* **Exercise data**:
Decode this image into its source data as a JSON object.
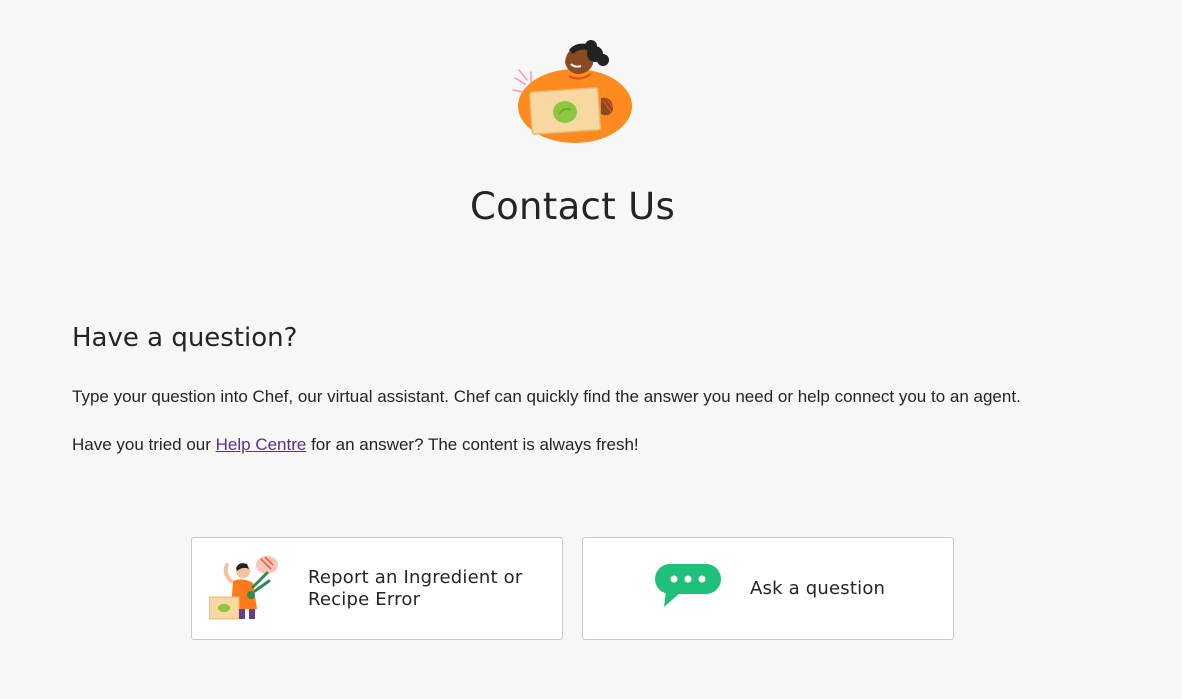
{
  "hero": {
    "illustration": "person-holding-box-illustration",
    "title": "Contact Us"
  },
  "question_section": {
    "heading": "Have a question?",
    "paragraph1": "Type your question into Chef, our virtual assistant. Chef can quickly find the answer you need or help connect you to an agent.",
    "paragraph2_before": "Have you tried our ",
    "help_link": "Help Centre",
    "paragraph2_after": " for an answer? The content is always fresh!"
  },
  "cards": {
    "report": {
      "icon": "chef-with-box-illustration",
      "label_line1": "Report an Ingredient or",
      "label_line2": "Recipe Error"
    },
    "ask": {
      "icon": "chat-bubble-icon",
      "label": "Ask a question"
    }
  },
  "colors": {
    "background": "#f7f7f7",
    "accent_orange": "#ff8a1f",
    "lime": "#8dc63f",
    "chat_green": "#1fc07a",
    "link_purple": "#5c2d91"
  }
}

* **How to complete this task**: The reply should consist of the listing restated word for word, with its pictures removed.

* **Response box**:
Decode this image into its source data as a JSON object.
{
  "hero": {
    "illustration": "person-holding-box-illustration",
    "title": "Contact Us"
  },
  "question_section": {
    "heading": "Have a question?",
    "paragraph1": "Type your question into Chef, our virtual assistant. Chef can quickly find the answer you need or help connect you to an agent.",
    "paragraph2_before": "Have you tried our ",
    "help_link": "Help Centre",
    "paragraph2_after": " for an answer? The content is always fresh!"
  },
  "cards": {
    "report": {
      "icon": "chef-with-box-illustration",
      "label_line1": "Report an Ingredient or",
      "label_line2": "Recipe Error"
    },
    "ask": {
      "icon": "chat-bubble-icon",
      "label": "Ask a question"
    }
  },
  "colors": {
    "background": "#f7f7f7",
    "accent_orange": "#ff8a1f",
    "lime": "#8dc63f",
    "chat_green": "#1fc07a",
    "link_purple": "#5c2d91"
  }
}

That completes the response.